Whether making zucchini noodles ahead of time or storing leftovers, you'll want to line a glass storage container with paper towels before adding the zoodles. This way, as they release water, the paper towels will absorb it and keep the zoodles from getting soggy. You may want to change out the paper towels if you're storing them for more than a day. Make sure your container has a tight fitting lid.
Leftover zoodles will keep for 4-5 days in the fridge.
Can I Freeze Zoodles?
You can actually buy frozen zucchini spirals. But they’re so quick and easy to make fresh, I don’t bother freezing them since it does change the texture. The frozen zoodles are softer and less firm after they’ve been thawed.

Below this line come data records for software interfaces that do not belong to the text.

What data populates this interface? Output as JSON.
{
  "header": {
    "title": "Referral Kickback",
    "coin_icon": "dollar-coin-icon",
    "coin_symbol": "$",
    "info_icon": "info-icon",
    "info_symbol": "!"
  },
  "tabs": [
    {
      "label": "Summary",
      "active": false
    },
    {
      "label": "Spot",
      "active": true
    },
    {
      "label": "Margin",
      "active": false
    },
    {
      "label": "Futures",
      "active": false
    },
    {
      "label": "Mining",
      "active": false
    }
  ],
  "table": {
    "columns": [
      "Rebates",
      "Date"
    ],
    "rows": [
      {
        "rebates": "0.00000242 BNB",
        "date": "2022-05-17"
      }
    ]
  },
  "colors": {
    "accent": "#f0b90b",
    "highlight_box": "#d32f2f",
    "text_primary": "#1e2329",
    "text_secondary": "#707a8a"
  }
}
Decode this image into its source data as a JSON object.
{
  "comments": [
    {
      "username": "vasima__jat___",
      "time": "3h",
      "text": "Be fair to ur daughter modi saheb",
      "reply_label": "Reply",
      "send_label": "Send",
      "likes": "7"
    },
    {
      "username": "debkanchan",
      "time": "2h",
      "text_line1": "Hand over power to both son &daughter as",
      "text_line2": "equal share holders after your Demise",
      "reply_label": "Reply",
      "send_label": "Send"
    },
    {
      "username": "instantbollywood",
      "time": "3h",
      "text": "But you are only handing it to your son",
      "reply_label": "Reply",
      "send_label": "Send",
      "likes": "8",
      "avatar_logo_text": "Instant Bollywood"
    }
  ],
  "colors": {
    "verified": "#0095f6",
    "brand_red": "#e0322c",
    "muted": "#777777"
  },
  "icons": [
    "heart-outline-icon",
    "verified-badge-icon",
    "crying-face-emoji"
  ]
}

However, if you choose to freeze them, place them in a silicone freezer bag, uncooked. When ready to use, thaw them in a covered pan on the stovetop and remove any excess liquid before serving. You can also drop them directly into a recipe, like soup, to thaw if you don’t mind the extra liquid.
Easy zoodle recipes to try
- Zucchini Pasta Pesto
- Garlic Roasted Shrimp with Zucchini Pasta
- Crock Pot Turkey Bolognese Sauce with Zucchini Noodles
- Easy Chicken & Veggie Stir Fry with Zoodles
How to Make Zoodles
- 4 medium zucchini
- Cut the ends off of each zuccini and peel if desired.
- Place one zucchini in the spiralizer and turn the handle to spiralize it. Cut strands to pasta length. Repeat with remaining zucchini.
- At this point, the zoodles are ready to cook or use raw. If they will be used in a recipe that does not need extra liquid, lightly salt the zoodles and let them drain in a colander to remove any excess moisture.
This looks easy ! I have been trying to incorporate more veggies into our meals, and this blog is full of ideas. My youngest child is a very picky eater. He will not touch a vegetable or a fruit. My oldest would eat veg and fruits all day if I let him.
I've never thought of substituting zucchini for pasta. Is this a better alternative than spaghetti squash from the nutrition/health point of view?
It's very easy - and zucchini is a good source of vitamin C.
So u dont cook it at all like pasta right??
Cooking is optional - you can eat it raw or toss it in a hot sauce for a few minutes if you want softer noodles.
No. Zoodles cook quickly. You can blanch them or stir fry or saute them quickly. Boiling them like pasta will make them "melt"
Have you ever tried freezing these?
Kari, I have not tried freezing them. If you try it, let me know how it turns out!
You can buy frozen ones so you should be able to freeze your own without cooking first
Update: I've tried freezing them and it does change the texture. The zucchini noodles are are not as firm after thawing them.
I am very new to cooking. What kind of sauces would you recommend with this? And if I boil it in water, for how many minutes?
Kessie, zucchini noodles would work with just about any type of sauce. A couple suggestions are garlic shrimp and walnut pesto. If you blanch them, they just need 1 - 2 minutes in salted boiling water. Then plunge them in ice water to stop the cooking. Here's a link to how to blanch vegetables.
I just purchased a Paderno spiralizer and am looking forward to using it a great deal.I have a couple of questions: I'm wondering if I should peel the zucchini first as it looks like you might have in the photo. And do you have any tips on using this odd-looking gadget? Other than keep well clear of the scary-looking blades... Thanks, just subscribed to your site and looking forward to trying your recipes.
Awesome! Peeling the zucchini is completely optional - it just depends on how you like it. As for tips, it's easier to clean the spiralizer right after you use it. And definitely be careful of the blades - they are sharp! 🙂
I love my paderno spiralizer!
Me too, Patricia!
I plung the zucchini & baby spinach for 1/2 minute in boiled salted water, drain immediately , drizzle w/ lemon/olive oil & stir in basil pesto..., I do peel the zucchini first...love this as a side with grilled chicken or salmon pan seared with basil pesto...yummy!
Chrissa - Physical Kitchness
i ADORE zucchini pasta! I have a manual spiralizer but itching for a fancy one (on my bday wish list). I could spiralize to my little heart's content! This is a great post for those newbies that have never tried veggie pasta alternatives!
I love my spiralizer, Chrissa! You can make so many things with it!